Green Spots in Dormant Lawns
Winter weeds flourish when grass takes a break
Winter in Tallahassee and the surrounding area is typically inactive as far as the home lawn is concerned. The grass is not growing and the lawnmower is idle, but surprises can be lurking just below the dormant turf’s surface.
The sudden appearance of bright green splotches could be one of several “weeds” common to the area. One, crimson clover, is a cold season annual frequently seen during North Florida winters, usually on roadsides or in hay fields.
This European native germinates in late autumn but has a slow, steady growth pattern that lets it escape notice until about this time of year. The plants are currently clumps of green leaves among brown grass.
This annual legume will reseed itself when conditions are right and spread to nearby areas. The distinctly red blooms appear in spring and are an early season nectar source for European honeybees.
Another green spot may be Raphanus raphanistrum, the scientific name for wild radish. A native of northern Europe and northern Asia, this annual has spread to most of the world.
The term Raphanus comes from a Greek word meaning rapidly appearing. This accurately describes the rapid emergence and growth of the plant that occurs when the soil temperature falls below 65 degrees and enough moisture is present.
The bloom color of wild radishes can vary. Yellow and white are the most commonly encountered colors, but occasionally lavender is on display.
Vetch is a low-growing plant easily identified by its elongated dagger-shaped leaves, which are half an inch in length. Birds and animals scatter seed to new areas where the hardy plant will aggressively colonize any suitable environment.
In spring, this annual plant produces diminutive purple flowers, which quickly become inch-long seed pods. Honeybees and other native pollinators soon visit the blooms.
Hand pulling will minimize reseeding from the plants on site, but seed may arrive from afar. Chemical control is unnecessary as these annuals will die when the weather warms.
The winter months are not usually associated with native wildflowers, but there are some in the Tallahassee area.
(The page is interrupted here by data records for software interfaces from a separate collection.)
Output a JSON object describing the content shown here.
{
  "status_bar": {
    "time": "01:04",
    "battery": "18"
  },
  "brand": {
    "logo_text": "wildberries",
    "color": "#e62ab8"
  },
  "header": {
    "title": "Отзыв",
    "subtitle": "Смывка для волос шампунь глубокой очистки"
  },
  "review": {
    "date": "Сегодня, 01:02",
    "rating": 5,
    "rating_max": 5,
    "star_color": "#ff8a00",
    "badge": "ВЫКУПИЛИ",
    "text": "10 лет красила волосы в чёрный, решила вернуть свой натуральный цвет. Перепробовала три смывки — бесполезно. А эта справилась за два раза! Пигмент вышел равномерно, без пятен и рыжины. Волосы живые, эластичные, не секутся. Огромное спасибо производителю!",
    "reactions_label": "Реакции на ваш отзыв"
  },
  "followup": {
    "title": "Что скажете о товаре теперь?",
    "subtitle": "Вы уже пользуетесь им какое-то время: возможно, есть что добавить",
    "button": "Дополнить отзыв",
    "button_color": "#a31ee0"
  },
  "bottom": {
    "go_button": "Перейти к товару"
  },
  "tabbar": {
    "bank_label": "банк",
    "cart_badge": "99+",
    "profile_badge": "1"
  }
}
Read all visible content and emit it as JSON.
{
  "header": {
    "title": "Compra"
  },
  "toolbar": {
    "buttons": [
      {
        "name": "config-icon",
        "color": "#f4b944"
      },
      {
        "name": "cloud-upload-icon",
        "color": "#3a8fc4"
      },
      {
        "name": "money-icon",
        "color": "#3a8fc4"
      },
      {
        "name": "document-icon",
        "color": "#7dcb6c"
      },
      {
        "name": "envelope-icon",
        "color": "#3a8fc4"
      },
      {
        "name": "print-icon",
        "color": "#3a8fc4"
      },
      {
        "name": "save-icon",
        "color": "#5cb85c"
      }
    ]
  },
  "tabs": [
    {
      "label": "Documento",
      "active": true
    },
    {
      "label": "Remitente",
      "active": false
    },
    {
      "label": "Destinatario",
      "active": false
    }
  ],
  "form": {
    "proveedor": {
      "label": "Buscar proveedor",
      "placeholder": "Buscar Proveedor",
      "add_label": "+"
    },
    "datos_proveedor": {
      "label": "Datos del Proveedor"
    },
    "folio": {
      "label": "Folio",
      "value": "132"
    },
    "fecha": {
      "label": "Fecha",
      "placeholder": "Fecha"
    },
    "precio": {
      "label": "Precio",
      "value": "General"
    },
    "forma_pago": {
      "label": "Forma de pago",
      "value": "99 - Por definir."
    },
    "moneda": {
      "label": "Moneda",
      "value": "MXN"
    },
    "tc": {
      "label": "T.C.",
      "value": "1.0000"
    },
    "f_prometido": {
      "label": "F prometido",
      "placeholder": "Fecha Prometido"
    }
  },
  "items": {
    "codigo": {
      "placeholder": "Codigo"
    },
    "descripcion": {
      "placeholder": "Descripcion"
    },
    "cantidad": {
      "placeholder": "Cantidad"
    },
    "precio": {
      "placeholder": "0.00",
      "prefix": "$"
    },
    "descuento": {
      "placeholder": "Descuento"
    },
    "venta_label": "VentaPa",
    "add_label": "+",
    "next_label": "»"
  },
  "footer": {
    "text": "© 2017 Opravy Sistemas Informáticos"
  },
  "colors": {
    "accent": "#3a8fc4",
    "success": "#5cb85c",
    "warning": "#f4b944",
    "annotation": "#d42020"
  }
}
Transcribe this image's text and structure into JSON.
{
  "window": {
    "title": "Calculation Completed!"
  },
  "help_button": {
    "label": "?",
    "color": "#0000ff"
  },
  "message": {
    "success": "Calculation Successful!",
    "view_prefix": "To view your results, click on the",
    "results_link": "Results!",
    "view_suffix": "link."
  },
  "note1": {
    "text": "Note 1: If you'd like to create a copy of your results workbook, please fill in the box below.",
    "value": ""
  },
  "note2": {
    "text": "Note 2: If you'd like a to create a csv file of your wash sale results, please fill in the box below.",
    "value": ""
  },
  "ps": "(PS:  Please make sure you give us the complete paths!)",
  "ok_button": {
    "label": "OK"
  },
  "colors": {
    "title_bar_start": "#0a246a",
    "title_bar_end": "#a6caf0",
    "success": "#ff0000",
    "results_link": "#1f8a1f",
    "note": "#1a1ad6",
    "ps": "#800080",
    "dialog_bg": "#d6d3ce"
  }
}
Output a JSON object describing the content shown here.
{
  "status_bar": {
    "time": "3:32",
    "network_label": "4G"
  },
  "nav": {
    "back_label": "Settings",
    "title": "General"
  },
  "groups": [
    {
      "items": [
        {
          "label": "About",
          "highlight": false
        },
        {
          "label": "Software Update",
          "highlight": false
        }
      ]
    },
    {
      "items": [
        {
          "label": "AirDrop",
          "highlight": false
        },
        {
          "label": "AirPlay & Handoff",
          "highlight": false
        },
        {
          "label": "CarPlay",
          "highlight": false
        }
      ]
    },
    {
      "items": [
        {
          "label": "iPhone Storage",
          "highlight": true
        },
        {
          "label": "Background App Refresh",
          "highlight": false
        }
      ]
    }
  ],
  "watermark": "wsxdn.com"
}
The Roundleaf Bluet or Innocence is a tiny, native wildflower currently in bloom. The white flowers are about the size of a dime and appear in clusters of 10 or more blooms.
The height of this plant is less than two inches, and it barely appears above the decaying leaf litter. The plant requires partial sun but uses the protection offered by tree canopies along with its natural hardiness to produce blossoms during periods of cold and frost.
Another is the common blue violet, sometimes called the wood violet. This dainty and low-growing plant produces a blue to purple bloom in winter and early spring.
It flourishes in heavy shade and filtered light, frequently in mixed hardwood-pine forests. Its seed production capability is such that it occasionally appears in home landscapes under shade trees.
Not as Waspish as it Looks
Like plants, many of the insect pollinators are inactive during the weather. One which is active is the Syrphid fly, sometimes called a hoverfly. This tiny insect works with the available cool season pollen and nectar sources to assure the seed production for next winter’s blooming annuals. Their wasp-like appearance serves as a means of repelling potential predators, especially hungry birds.